A long stick or an oar would be found that would that be used to push the bato around just outside the sandbar, a dune at Joe Rhymer's Bay, which was a demarcation between the shallow and deeper waters. Most times though, Sam and I would simply walk on the reef when it was low tide, particularly during the spring and easier to negotiate. We would always find conchs along the way and sometimes shellfish, which I'd use my athletic ability to run down.
We never carried meat to eat on our Saturday excursions. Flour, macaroni, potatoes, tannias, yams or even sweet potatoes, Uncle Ben's rice, which Sam taught me how to cook, would form the basis of our staples. We either caught fish on the rocks, hunted shellfish, harvested conchs or picked whelks to complete our lunch. As Sam was a master cook, he always prepared sumptuous offerings: boiled, barbequed or roasted – whatever the style – it was always delicious.
As we spent between six and seven hours on the rocks, we carried a variety of drinks including limeade, maubi, tamarind or sometimes sodas and malts along with an ample supply of water. Our fishing excursions provided not only enough to eat but sufficient to take home and have during the week as well.
Once in a while, we'd catch a sea cat (octopus) which we roasted to use for bait. But once we got a whiff of the aroma of roasting octopus we would eat some as well. I recalled one time I grabbed a conch—but it turned out to be a sea cat who was disguised among the seaweed. From my screams of fright, Sam thought I'd been bitten by something.
It wasn't until I was in College, that I realized Red Rocks was preparing me for life. Many of the skills I picked up from Sam on Saturdays – particularly cooking (along with my Grandmother teaching me how to make bread) came in handy.
Red Rocks might be just a cluster of rocks off East End that provided a haven for crayfish, shellfish and sea life, but it was a lab that prepared me for the future.

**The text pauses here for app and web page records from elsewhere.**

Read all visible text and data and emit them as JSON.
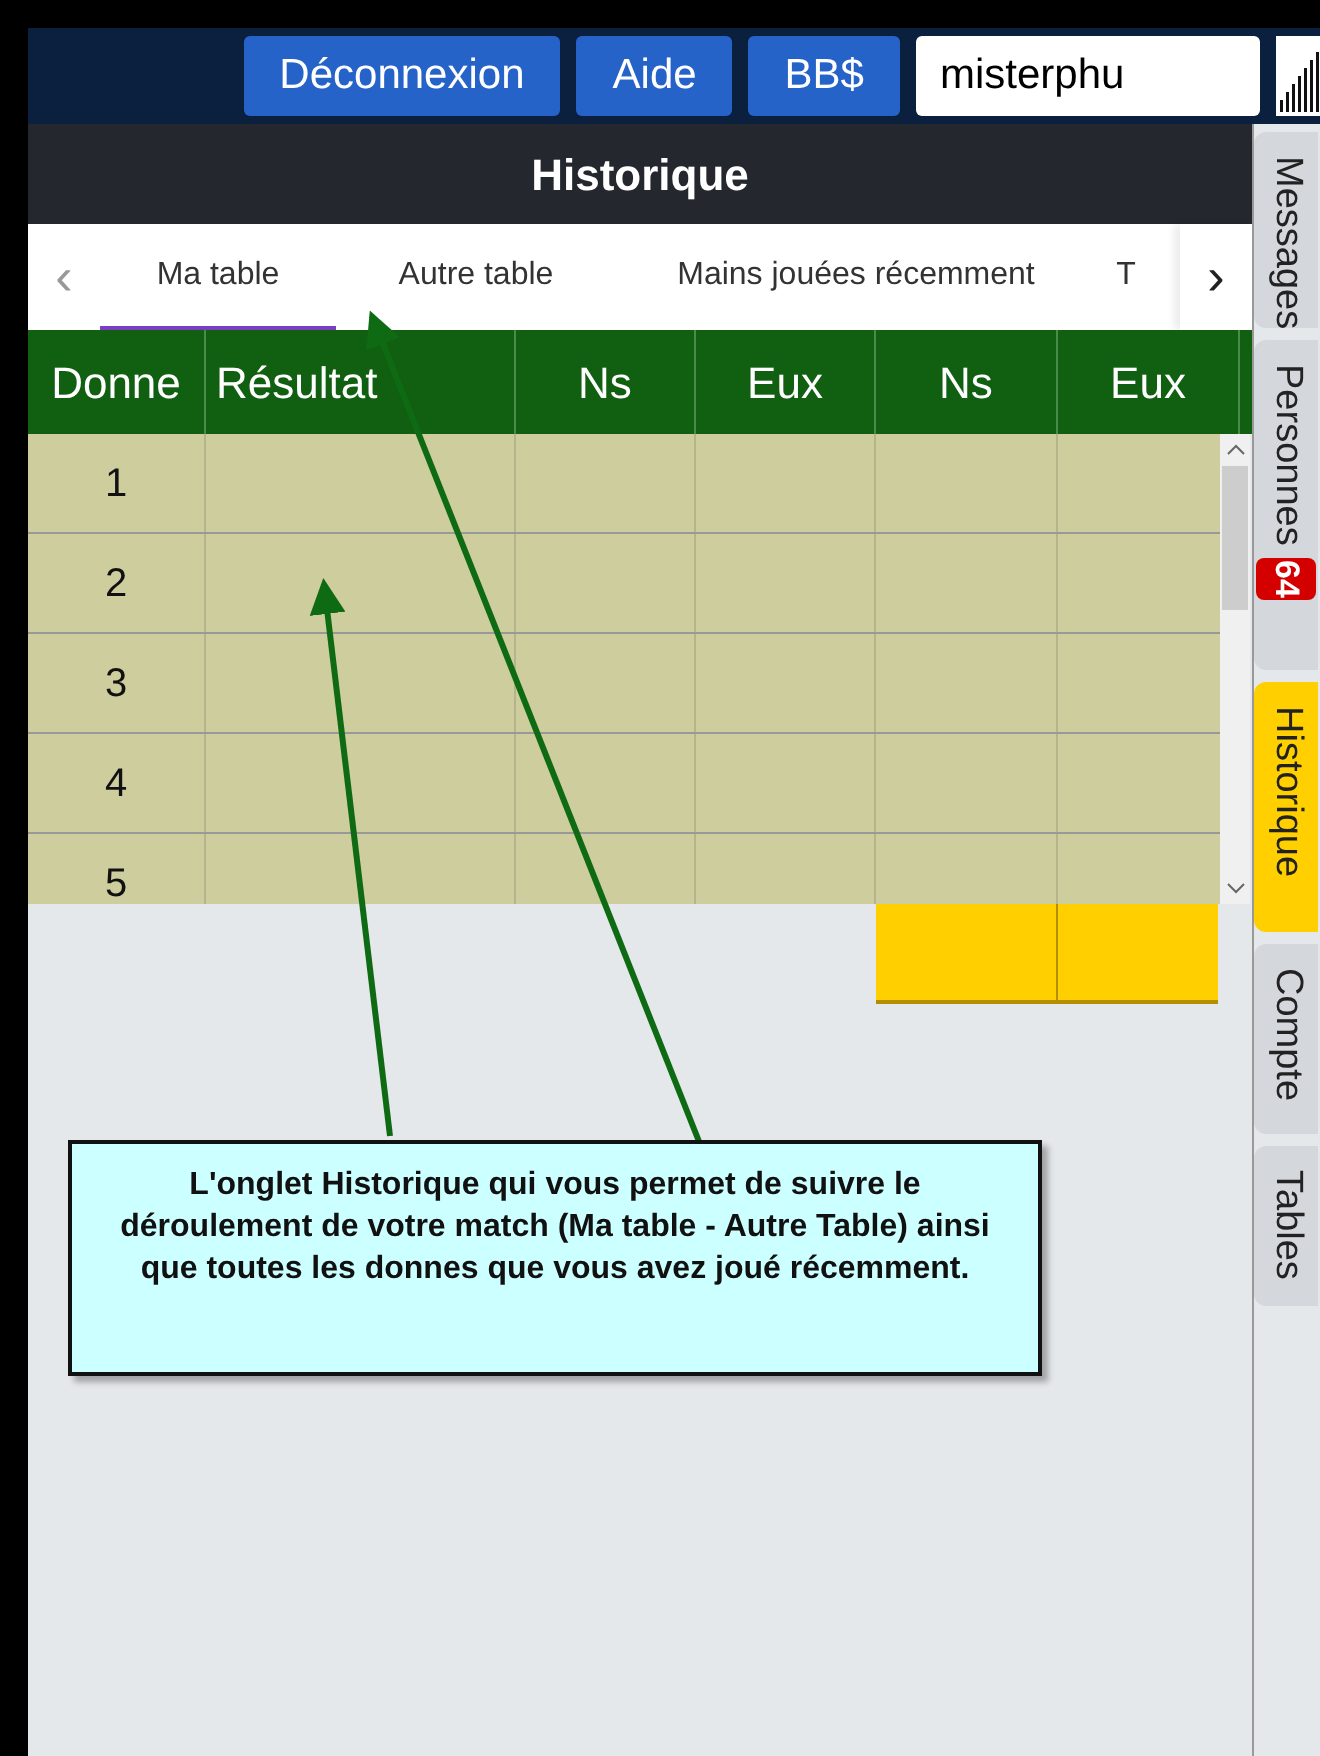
{
  "top_bar": {
    "buttons": [
      "Déconnexion",
      "Aide",
      "BB$"
    ],
    "user_field": {
      "value": "misterphu"
    }
  },
  "panel": {
    "title": "Historique",
    "tabs": [
      {
        "label": "Ma table",
        "selected": true
      },
      {
        "label": "Autre table",
        "selected": false
      },
      {
        "label": "Mains jouées récemment",
        "selected": false
      },
      {
        "label": "T",
        "selected": false
      }
    ],
    "prev": "‹",
    "next": "›",
    "table": {
      "columns": [
        "Donne",
        "Résultat",
        "Ns",
        "Eux",
        "Ns",
        "Eux"
      ],
      "rows": [
        {
          "donne": "1"
        },
        {
          "donne": "2"
        },
        {
          "donne": "3"
        },
        {
          "donne": "4"
        },
        {
          "donne": "5"
        }
      ]
    }
  },
  "side_tabs": [
    {
      "label": "Messages",
      "selected": false
    },
    {
      "label": "Personnes",
      "selected": false,
      "badge": "64"
    },
    {
      "label": "Historique",
      "selected": true
    },
    {
      "label": "Compte",
      "selected": false
    },
    {
      "label": "Tables",
      "selected": false
    }
  ],
  "annotation": {
    "text": "L'onglet Historique qui vous permet de suivre le déroulement de votre match (Ma table - Autre Table) ainsi que toutes les donnes que vous avez joué récemment."
  }
}
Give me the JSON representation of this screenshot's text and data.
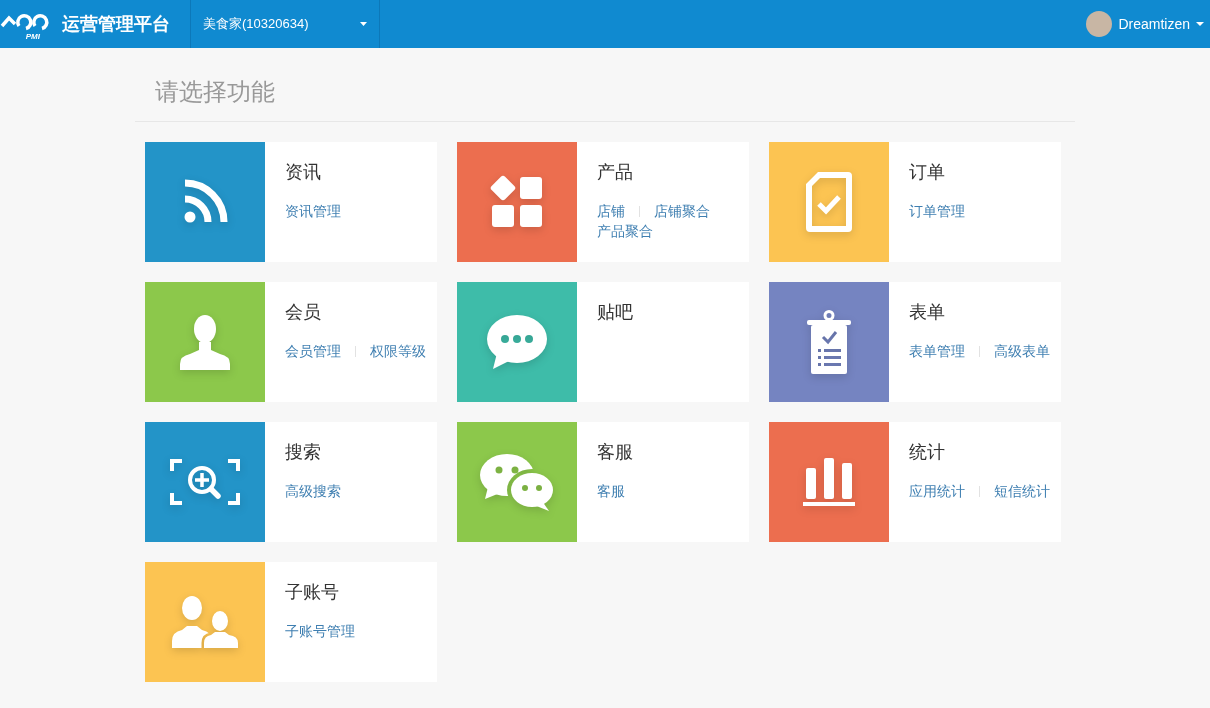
{
  "header": {
    "logo_text": "PMI",
    "title": "运营管理平台",
    "store_selector": "美食家(10320634)",
    "user_name": "Dreamtizen"
  },
  "page_title": "请选择功能",
  "modules": [
    {
      "title": "资讯",
      "color": "#2394c8",
      "links": [
        "资讯管理"
      ]
    },
    {
      "title": "产品",
      "color": "#ec6e4f",
      "links": [
        "店铺",
        "店铺聚合",
        "产品聚合"
      ]
    },
    {
      "title": "订单",
      "color": "#fcc452",
      "links": [
        "订单管理"
      ]
    },
    {
      "title": "会员",
      "color": "#8cc84b",
      "links": [
        "会员管理",
        "权限等级"
      ]
    },
    {
      "title": "贴吧",
      "color": "#3ebca9"
    },
    {
      "title": "表单",
      "color": "#7584c1",
      "links": [
        "表单管理",
        "高级表单"
      ]
    },
    {
      "title": "搜索",
      "color": "#2394c8",
      "links": [
        "高级搜索"
      ]
    },
    {
      "title": "客服",
      "color": "#8cc84b",
      "links": [
        "客服"
      ]
    },
    {
      "title": "统计",
      "color": "#ec6e4f",
      "links": [
        "应用统计",
        "短信统计"
      ]
    },
    {
      "title": "子账号",
      "color": "#fcc452",
      "links": [
        "子账号管理"
      ]
    }
  ]
}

Those were the good old days and I thank my buddy Sam for the good times and the eternally fond memories.